To extract the otoliths, the scientist makes a deep cut behind the fish’s head and pulls it away from the body. The left and right otoliths are found in small slits below the brain. They must be removed carefully, one at a time with forceps. They can easily break or slip into the brain cavity.
Otoliths reveal many things about a fish’s life. Its age and growth throughout the first year of its life can be determined. Otoliths have concentric rings that are deposited over time. The information they show is analogous tree ring growth patterns that record winter and summer cycles. Other otolith measurements can determine when the fish hatched, as well as helping to calculate spawning times in the fish’s life.
The oxygen atoms in calcium carbonate (CaCO3) can be used to assay oxygen isotopes. Scientists can use these markers to reconstruct temperatures of the waters the fish has lived in. Scientists also look for other trace elements and isotopes to determine various environmental factors.
Each pair of otoliths is put into the small labeled yellow envelope.
The otoliths on the gray triggerfish are too small to be studied, so the spine from its back is collected for age and growth analysis.
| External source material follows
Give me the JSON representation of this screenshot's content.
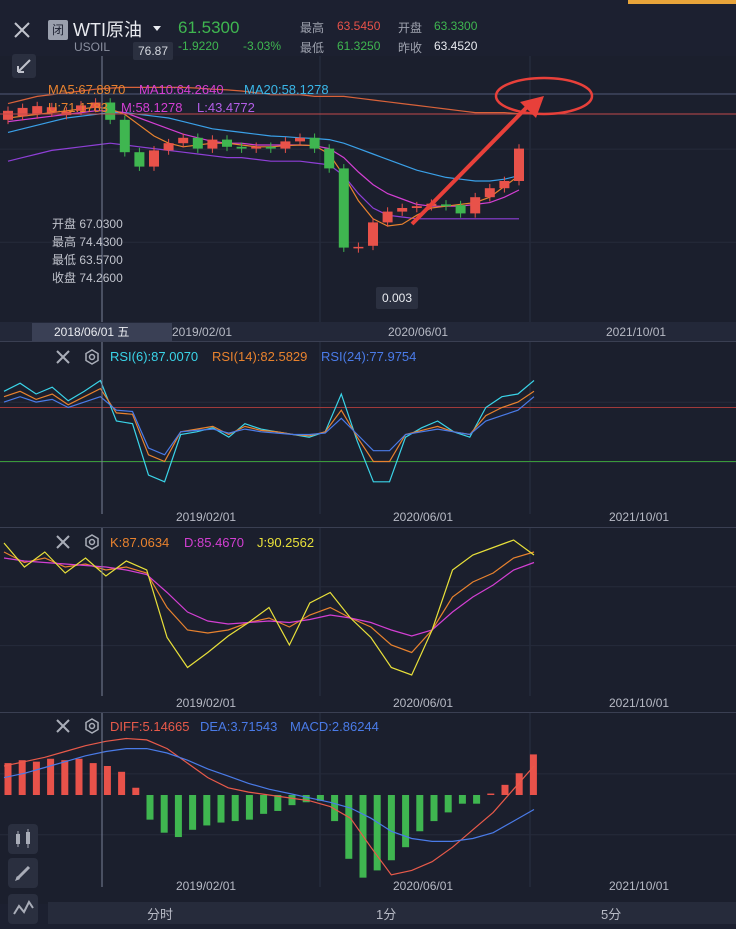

The last step standard data collection is determining the sex and maturity of the fish. The fish is cut open at the belly, similar to preparing the fish as a filet to eat it.
If the fish is big, the air bladder must be deflated. The intestines are moved or cut out of the way. The gonads (ovaries and testes) are found, and the fish can be identified as a male or female. (Groupers can be hermaphroditic.) The fish’s stage of maturity can also be determined this way. Maturational stages can be classified with a series of codes:
U = undetermined
1 = immature virgin (gonads are barely visible)
2 = resting (empty gonads – in between reproductive events)
3 = enlarging/developing (eggs/sperm are beginning to be produced)
4 = running ripe (gonads are full of eggs/sperm and are ready to spawn)
5 = spent (spawning has already occurred)
Dissected gonad specimens are removed from the fish and placed in a plastic containers, snapped shut and stored in a formalin jar to preserve them. These preserved samples will be analyzed later by histology scientists. Histology is the science of organ tissue analysis.
Red snappers have their fins clipped to provide a DNA sample. They may also have their stomachs removed and the contents studied to better understand their diets.
Video data from the underwater cameras is downloaded in the dry lab. This data will be analyzed once scientists return to their labs on land.
Many different kinds of echinoderms and other invertebrates have been pulled up in the fish traps. Several are species that I’ve never seen before:
We also catch many unusual large and small fish in the traps and on hooks. Several of these have been tropical species that I’ve only seen in salt water aquariums.